Example: Nikon lenses can be mounted on Canon bodies - but not vice versa. More about Canon and manual lenses: http://photonotes.org/articles/eos-manual-lenses/
Some more good reading here: http://www.markerink.org/WJM/HTML/mounts.htm
I recently had a friend with a similar problem (a good problem ). Too many legacy Nikon and RF lenses. So after going through the various options, I advised him to get a u4/3 system. It takes both the Nikon and RF lenses using an adapter. He got a G1 and has been very happy with it since.
I suggest you read up on the 4/3 system before you jump though. There are trade-offs, but in my friend's case, it made the most sense since he did not need to invest in new glass, had a limited budget, could live with the implications of using 4/3s and the RF lenses being small complemented very well with a smallish 4/3s camera.
My father is a old photography freak and a Leica lens fan. He own a few leica lens that are used to attached into his old manual camera and he wants to move on to a DSLR but his condition is that it has to be able to attached his old Leica lens and new ones.
I have taken a look at the Leica webpage but the R, M and S systems confuses me. and i have no idea what to look out for. Also there is no Leica section in clubsnap.
So therefore i think the best alternative is to get a DSLR which my dad's Leica lens can be fully utilize.
Have a look at Wikipedia: Leica for the different mount types. First you will need to determine which kind of lenses your father has. Are they M or R type lenses? AFAIK, the R type lenses can be mounted on DSLR.

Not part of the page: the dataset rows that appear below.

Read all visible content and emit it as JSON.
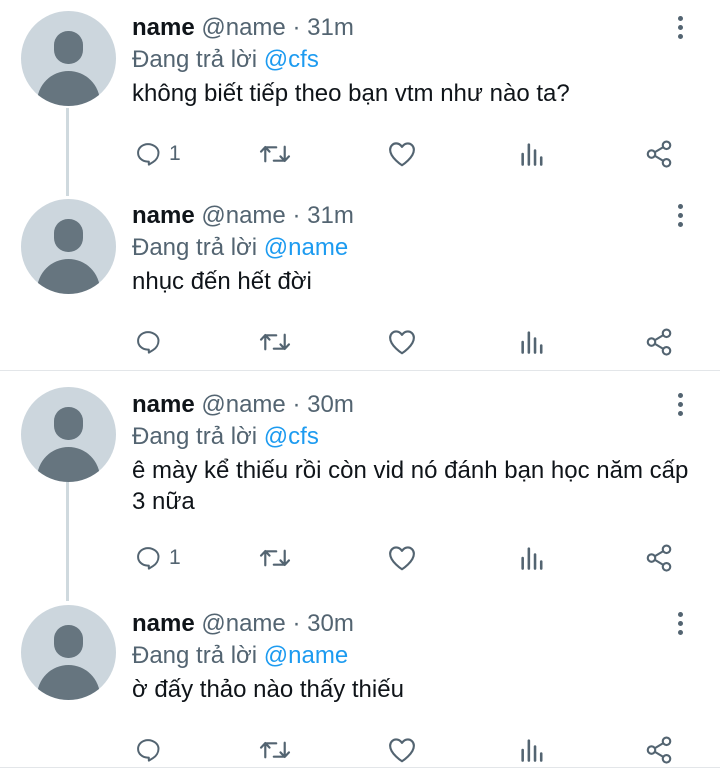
{
  "tweets": [
    {
      "name": "name",
      "handle": "@name",
      "time": "31m",
      "reply_prefix": "Đang trả lời",
      "reply_to": "@cfs",
      "text": "không biết tiếp theo bạn vtm như nào ta?",
      "reply_count": "1",
      "icons": [
        "reply-icon",
        "retweet-icon",
        "like-icon",
        "analytics-icon",
        "share-icon",
        "more-icon"
      ]
    },
    {
      "name": "name",
      "handle": "@name",
      "time": "31m",
      "reply_prefix": "Đang trả lời",
      "reply_to": "@name",
      "text": "nhục đến hết đời",
      "reply_count": "",
      "icons": [
        "reply-icon",
        "retweet-icon",
        "like-icon",
        "analytics-icon",
        "share-icon",
        "more-icon"
      ]
    },
    {
      "name": "name",
      "handle": "@name",
      "time": "30m",
      "reply_prefix": "Đang trả lời",
      "reply_to": "@cfs",
      "text": "ê mày kể thiếu rồi còn vid nó đánh bạn học năm cấp 3 nữa",
      "reply_count": "1",
      "icons": [
        "reply-icon",
        "retweet-icon",
        "like-icon",
        "analytics-icon",
        "share-icon",
        "more-icon"
      ]
    },
    {
      "name": "name",
      "handle": "@name",
      "time": "30m",
      "reply_prefix": "Đang trả lời",
      "reply_to": "@name",
      "text": "ờ đấy thảo nào thấy thiếu",
      "reply_count": "",
      "icons": [
        "reply-icon",
        "retweet-icon",
        "like-icon",
        "analytics-icon",
        "share-icon",
        "more-icon"
      ]
    }
  ],
  "colors": {
    "text": "#0f1419",
    "secondary": "#536471",
    "mention": "#1d9bf0",
    "avatar_bg": "#ccd6dd",
    "avatar_fg": "#66757f",
    "thread_line": "#cfd9de",
    "separator": "#e3e6e9"
  }
}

What do you mean with 'full use'? The lens as an optical element will always do its job. On a crop sensor body you will have the same effects as with any other lens: crop factor will reduce field of view. It's the camera body you will need to pay more attention to since there is no electrical connection to the lens. All recent DSLR have communication with the lens for aperture, focus and also metering (Nikon). Read up about the various brands of cameras how they support other lenses via adapters. Of course it's never officially supported but many people try and bring their results online. Also, certain adapters come with integrated chips that simulate a lens in Manual Focus mode. As a result (e.g. for Canon) the AF confirmation works and helps to focus properly.
The Leica M lenses cannot be fitted onto ur typical SLRs because the flange to sensor/film distance is way too long for these lenses. even if u can mount them somehow, u need to wack out the SLR mirror assembly or lock it out of the way.. unless u dun care about focus to infinity
But micro four third systems can mount Leica M lenses with infinity focusing